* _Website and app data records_
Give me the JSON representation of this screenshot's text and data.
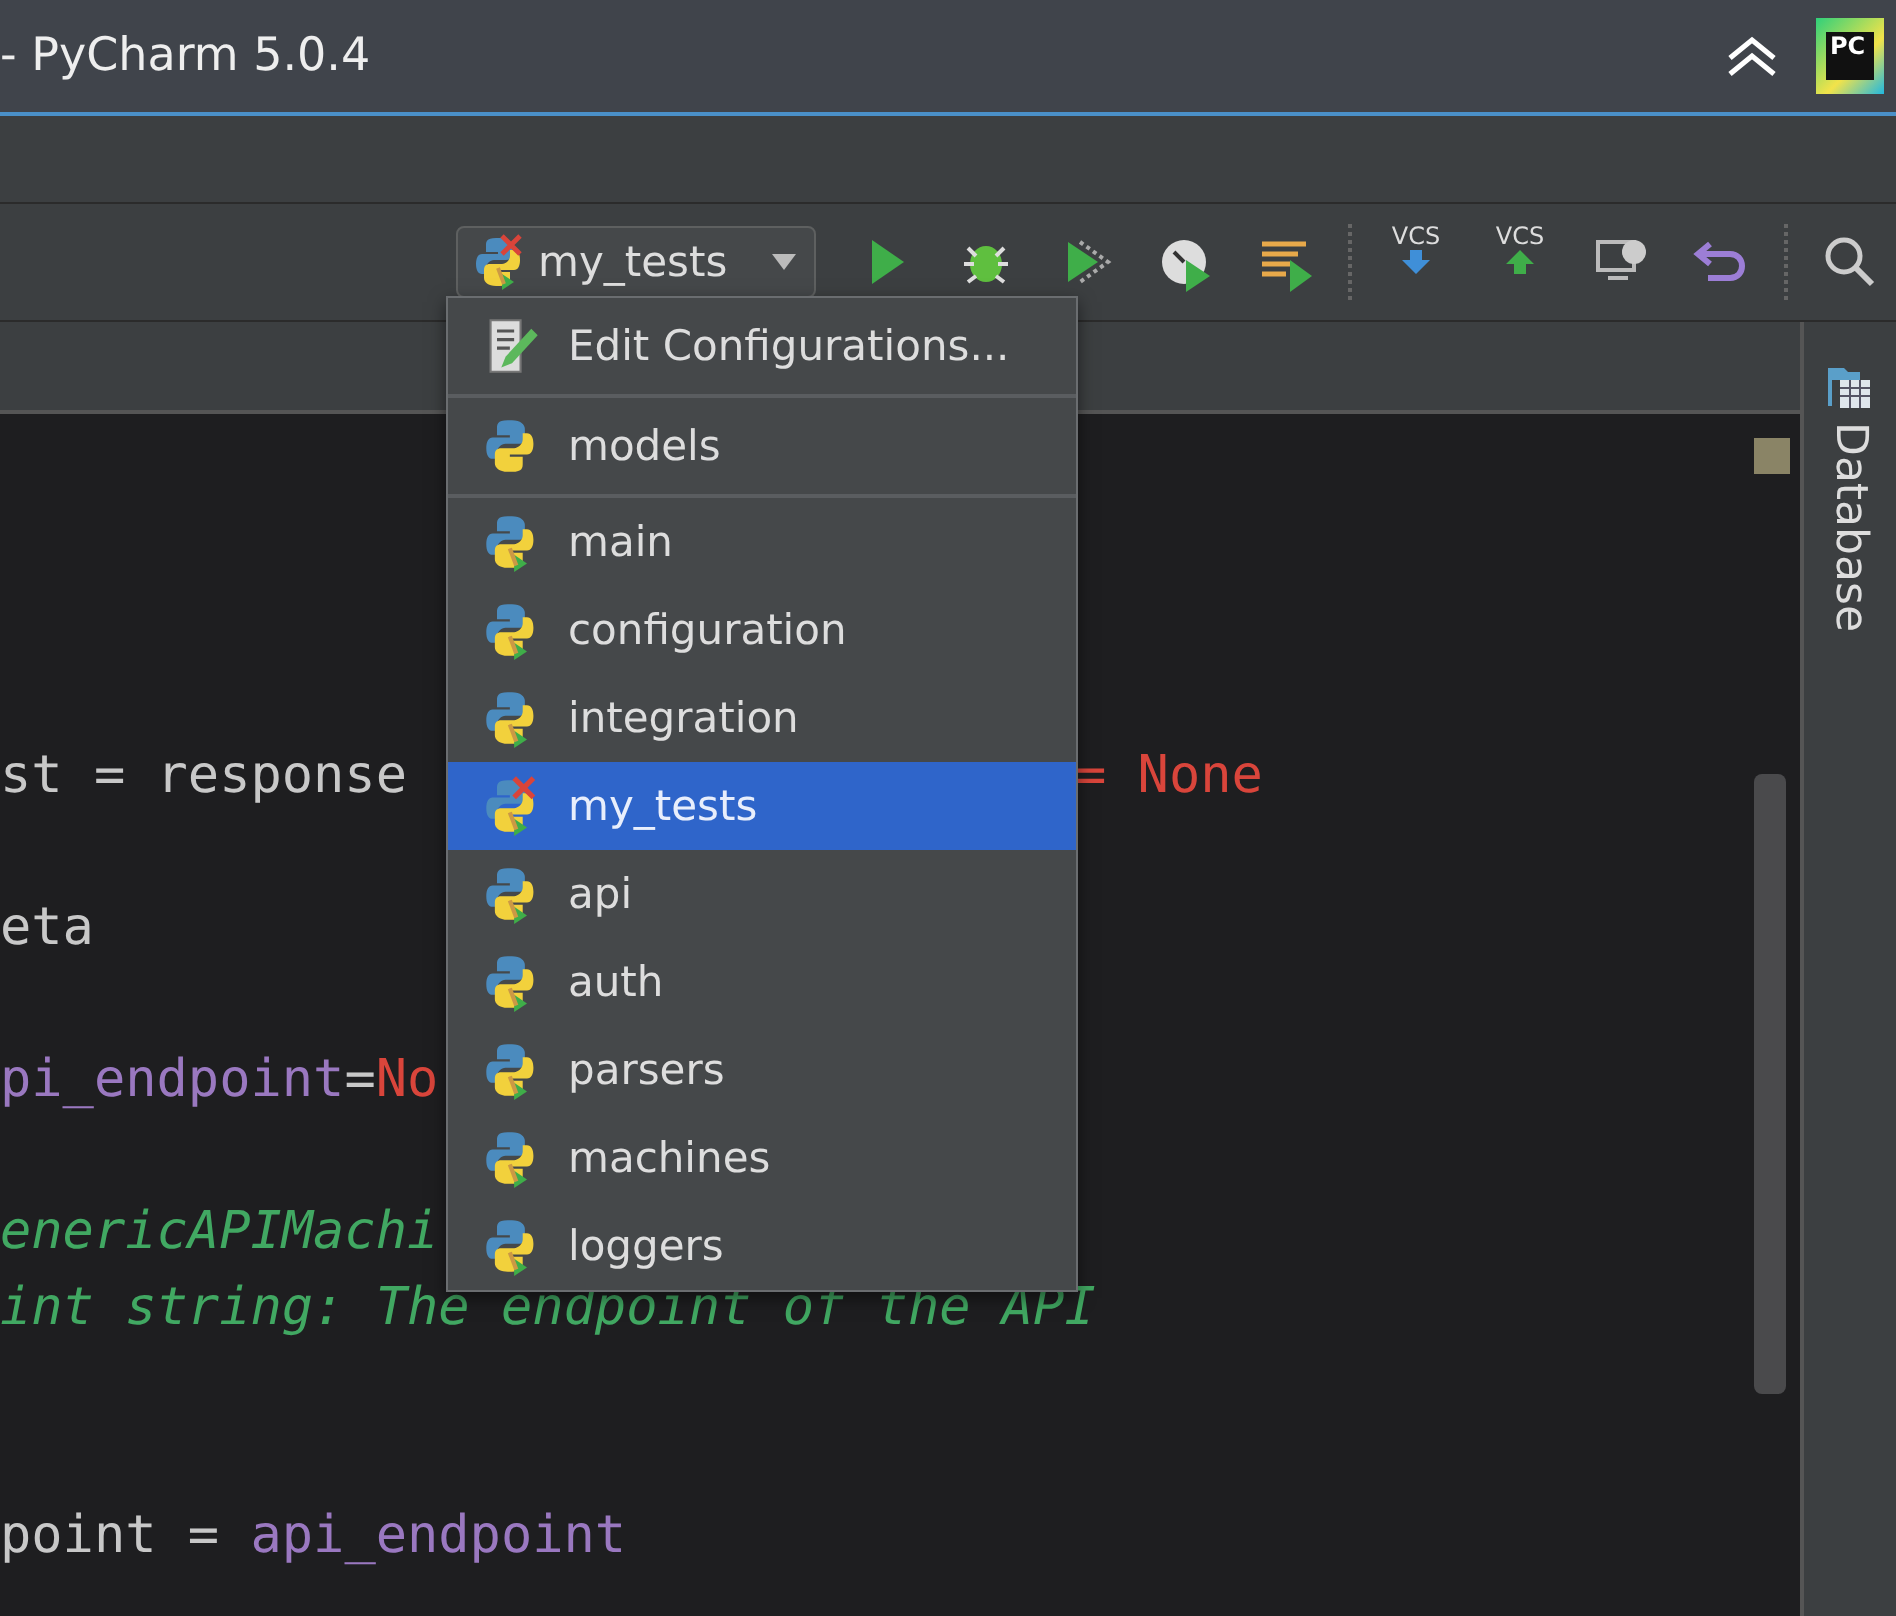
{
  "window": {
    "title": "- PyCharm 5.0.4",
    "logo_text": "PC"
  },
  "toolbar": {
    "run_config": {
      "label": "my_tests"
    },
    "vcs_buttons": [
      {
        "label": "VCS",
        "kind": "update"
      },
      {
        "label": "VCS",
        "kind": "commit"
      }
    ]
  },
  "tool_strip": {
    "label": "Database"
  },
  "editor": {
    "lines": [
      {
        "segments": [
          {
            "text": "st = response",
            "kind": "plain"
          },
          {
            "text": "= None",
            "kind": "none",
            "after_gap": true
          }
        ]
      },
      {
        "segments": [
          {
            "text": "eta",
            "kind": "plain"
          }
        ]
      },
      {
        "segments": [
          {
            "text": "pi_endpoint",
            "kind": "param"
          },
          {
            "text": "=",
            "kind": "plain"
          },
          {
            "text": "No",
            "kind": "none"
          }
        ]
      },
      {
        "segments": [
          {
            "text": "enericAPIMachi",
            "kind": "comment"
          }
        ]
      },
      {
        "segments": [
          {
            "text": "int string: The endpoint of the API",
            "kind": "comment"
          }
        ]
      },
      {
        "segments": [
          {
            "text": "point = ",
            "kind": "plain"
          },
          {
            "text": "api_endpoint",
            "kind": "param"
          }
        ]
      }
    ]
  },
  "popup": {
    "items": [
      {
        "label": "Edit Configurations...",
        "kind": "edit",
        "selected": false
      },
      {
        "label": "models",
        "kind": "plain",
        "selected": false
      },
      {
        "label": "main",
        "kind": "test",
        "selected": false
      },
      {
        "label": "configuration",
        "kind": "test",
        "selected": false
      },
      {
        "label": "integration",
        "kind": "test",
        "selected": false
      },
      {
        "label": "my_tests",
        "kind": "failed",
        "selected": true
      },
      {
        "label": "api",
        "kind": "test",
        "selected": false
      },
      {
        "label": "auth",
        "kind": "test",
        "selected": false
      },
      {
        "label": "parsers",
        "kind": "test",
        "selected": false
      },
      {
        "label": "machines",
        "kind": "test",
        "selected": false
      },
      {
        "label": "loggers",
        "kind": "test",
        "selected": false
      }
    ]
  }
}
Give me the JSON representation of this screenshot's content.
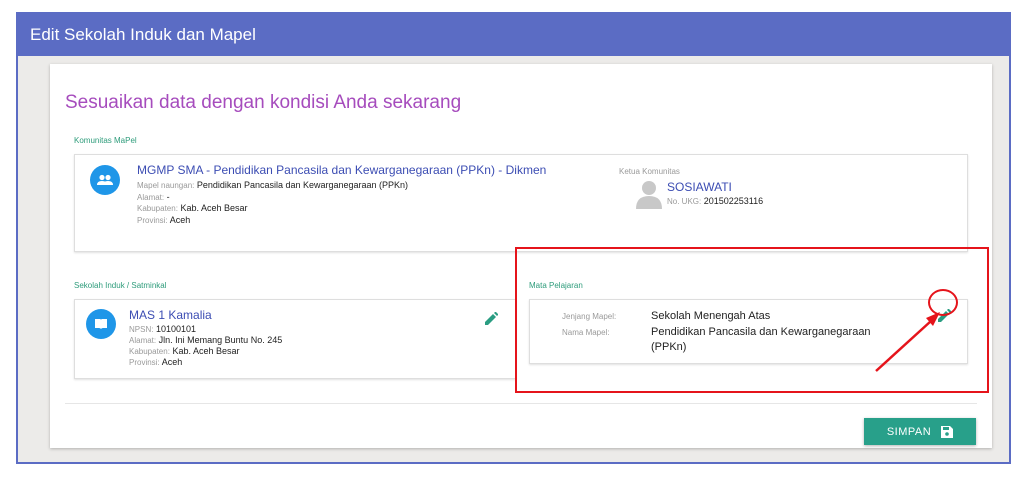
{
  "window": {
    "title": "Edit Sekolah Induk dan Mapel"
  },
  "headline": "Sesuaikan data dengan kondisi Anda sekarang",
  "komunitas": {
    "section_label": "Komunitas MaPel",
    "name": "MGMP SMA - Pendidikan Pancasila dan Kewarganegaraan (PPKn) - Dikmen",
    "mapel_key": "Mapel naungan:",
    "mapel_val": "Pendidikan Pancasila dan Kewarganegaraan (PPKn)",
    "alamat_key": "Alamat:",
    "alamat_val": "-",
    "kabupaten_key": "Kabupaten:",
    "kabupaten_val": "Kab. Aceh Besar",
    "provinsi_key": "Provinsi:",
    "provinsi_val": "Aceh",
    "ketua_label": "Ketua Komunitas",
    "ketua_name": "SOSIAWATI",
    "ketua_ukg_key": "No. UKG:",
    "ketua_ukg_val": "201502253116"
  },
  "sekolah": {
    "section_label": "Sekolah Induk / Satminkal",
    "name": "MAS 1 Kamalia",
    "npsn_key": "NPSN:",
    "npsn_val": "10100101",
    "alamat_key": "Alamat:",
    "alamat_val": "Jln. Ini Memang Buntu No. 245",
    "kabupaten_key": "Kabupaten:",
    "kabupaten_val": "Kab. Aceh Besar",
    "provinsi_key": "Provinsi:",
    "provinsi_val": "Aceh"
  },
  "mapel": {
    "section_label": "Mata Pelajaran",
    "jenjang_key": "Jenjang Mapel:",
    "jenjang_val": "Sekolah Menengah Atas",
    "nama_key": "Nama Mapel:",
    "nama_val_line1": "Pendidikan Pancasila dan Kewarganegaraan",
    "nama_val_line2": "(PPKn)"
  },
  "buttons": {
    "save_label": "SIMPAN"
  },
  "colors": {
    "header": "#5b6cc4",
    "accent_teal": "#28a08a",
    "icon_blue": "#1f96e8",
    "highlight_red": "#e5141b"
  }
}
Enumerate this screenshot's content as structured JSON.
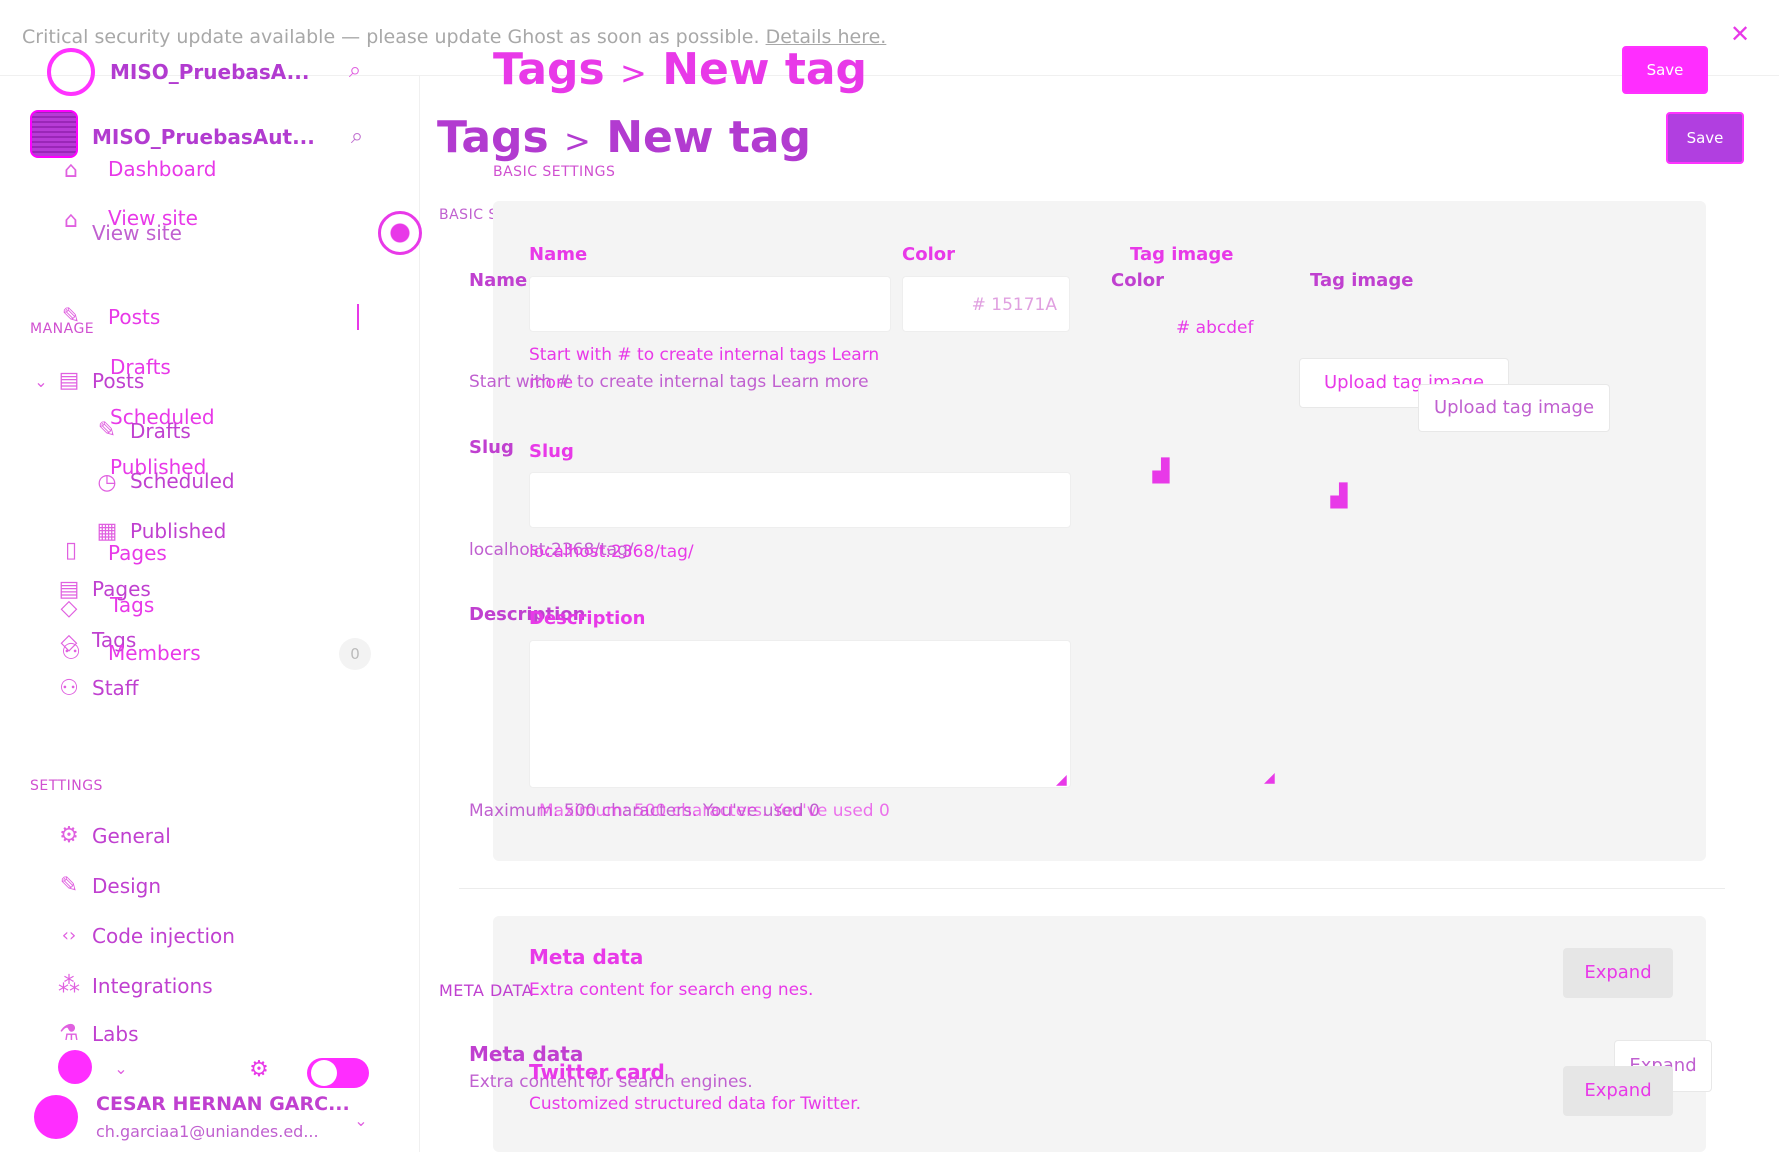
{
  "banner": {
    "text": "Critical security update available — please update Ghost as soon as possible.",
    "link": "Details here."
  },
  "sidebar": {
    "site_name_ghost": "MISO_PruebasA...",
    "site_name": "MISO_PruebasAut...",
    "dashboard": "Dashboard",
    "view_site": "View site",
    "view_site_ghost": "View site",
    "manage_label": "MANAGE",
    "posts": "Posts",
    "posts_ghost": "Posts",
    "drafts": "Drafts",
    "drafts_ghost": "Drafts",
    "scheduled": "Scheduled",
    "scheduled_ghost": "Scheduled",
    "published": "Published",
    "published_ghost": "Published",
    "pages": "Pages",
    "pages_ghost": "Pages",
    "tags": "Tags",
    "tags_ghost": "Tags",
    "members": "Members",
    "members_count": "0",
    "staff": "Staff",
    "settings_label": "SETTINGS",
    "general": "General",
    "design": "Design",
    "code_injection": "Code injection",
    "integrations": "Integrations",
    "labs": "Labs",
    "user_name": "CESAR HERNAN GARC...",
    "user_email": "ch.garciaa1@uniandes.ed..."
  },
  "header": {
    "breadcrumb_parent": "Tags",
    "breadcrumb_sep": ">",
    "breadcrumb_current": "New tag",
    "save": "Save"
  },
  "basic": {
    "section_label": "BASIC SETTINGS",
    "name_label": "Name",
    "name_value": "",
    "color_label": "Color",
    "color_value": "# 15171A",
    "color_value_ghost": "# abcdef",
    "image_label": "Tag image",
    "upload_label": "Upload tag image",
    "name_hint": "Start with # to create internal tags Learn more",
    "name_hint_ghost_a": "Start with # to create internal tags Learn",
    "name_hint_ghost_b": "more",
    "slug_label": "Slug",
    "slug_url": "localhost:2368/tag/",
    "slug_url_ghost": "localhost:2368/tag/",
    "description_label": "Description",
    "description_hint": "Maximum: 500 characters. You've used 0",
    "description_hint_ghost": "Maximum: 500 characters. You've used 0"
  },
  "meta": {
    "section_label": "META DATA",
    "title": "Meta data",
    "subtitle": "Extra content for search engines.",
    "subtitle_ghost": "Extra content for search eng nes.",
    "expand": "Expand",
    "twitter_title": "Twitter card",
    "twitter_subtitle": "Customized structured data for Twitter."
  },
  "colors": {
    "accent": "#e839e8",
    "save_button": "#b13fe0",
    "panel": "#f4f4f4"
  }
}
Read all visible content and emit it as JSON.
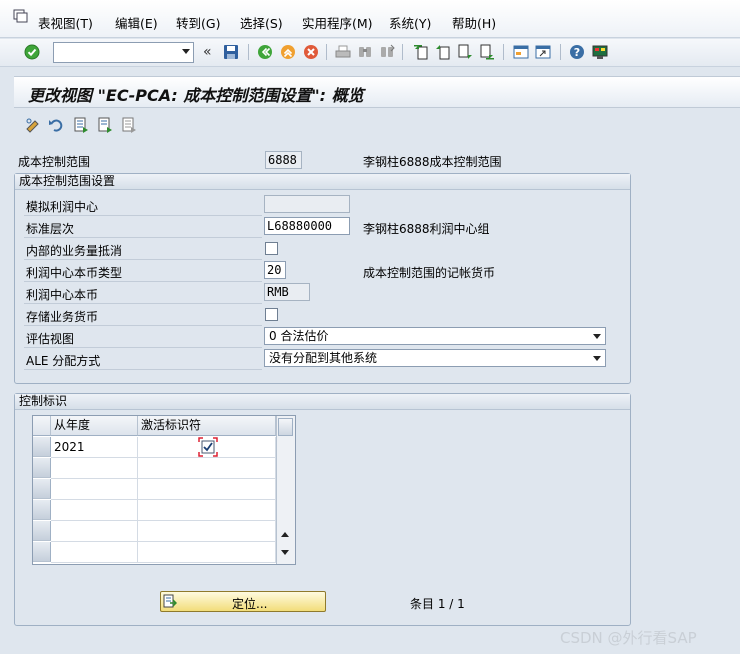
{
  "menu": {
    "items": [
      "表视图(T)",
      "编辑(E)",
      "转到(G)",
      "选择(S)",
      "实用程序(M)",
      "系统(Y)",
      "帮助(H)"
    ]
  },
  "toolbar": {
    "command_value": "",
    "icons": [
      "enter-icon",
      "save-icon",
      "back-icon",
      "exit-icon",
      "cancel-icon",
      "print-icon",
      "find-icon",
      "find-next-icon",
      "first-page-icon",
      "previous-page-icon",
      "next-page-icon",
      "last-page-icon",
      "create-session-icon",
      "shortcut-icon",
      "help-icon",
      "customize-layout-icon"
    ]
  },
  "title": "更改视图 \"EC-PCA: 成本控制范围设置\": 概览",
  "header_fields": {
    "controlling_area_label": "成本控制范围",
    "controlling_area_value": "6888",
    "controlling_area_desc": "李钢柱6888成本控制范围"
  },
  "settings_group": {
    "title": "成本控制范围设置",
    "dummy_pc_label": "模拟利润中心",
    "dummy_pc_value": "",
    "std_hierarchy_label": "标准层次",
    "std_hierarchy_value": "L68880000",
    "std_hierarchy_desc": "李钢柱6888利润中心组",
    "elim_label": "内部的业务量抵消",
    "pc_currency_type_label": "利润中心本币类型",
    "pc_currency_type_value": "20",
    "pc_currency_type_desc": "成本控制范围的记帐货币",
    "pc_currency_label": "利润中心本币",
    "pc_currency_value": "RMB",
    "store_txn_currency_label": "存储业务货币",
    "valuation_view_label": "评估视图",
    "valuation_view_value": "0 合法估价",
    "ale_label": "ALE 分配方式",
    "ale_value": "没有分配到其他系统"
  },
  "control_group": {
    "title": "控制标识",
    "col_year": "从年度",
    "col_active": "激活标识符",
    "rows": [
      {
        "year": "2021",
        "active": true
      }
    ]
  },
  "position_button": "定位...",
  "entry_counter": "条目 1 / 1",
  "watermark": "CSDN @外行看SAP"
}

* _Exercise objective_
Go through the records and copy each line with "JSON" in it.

* _Response area_
Give me the JSON representation of this screenshot's text and data.
Give me the JSON representation of this screenshot's content.
Enumerate this screenshot's content as structured JSON.
Read all visible content and emit it as JSON.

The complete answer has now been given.